● **Source data**:
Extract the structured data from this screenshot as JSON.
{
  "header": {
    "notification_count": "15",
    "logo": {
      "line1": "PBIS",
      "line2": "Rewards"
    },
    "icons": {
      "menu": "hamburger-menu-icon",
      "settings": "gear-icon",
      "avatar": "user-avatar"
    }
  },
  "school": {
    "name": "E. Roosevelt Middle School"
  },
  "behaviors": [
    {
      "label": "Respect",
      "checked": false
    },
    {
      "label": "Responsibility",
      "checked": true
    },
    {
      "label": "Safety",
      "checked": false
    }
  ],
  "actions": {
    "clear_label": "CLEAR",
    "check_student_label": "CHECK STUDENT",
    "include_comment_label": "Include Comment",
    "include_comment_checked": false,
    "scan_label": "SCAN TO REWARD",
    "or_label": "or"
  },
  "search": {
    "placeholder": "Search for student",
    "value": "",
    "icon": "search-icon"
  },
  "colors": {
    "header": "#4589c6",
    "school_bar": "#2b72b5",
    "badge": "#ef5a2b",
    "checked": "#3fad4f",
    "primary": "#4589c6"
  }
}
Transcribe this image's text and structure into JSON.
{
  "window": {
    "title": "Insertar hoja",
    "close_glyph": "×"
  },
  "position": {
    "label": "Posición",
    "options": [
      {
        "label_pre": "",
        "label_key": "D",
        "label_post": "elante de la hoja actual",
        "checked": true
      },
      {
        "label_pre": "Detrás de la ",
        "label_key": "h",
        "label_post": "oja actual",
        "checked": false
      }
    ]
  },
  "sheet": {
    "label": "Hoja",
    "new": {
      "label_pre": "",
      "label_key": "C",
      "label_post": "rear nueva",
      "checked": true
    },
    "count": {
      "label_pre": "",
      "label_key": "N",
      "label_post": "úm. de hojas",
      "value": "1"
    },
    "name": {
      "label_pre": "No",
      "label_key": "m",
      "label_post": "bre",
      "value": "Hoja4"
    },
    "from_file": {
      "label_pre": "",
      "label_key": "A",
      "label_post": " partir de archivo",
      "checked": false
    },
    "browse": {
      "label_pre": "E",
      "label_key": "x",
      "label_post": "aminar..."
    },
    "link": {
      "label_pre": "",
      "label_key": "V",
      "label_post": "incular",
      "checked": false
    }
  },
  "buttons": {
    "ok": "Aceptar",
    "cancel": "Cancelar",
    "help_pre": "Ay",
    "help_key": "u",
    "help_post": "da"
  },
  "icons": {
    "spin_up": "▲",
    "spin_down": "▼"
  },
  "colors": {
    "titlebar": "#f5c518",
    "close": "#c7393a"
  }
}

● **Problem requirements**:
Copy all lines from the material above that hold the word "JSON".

● **Finished task**:
Extract the structured data from this screenshot as JSON.
Transcribe this image's text and structure into JSON.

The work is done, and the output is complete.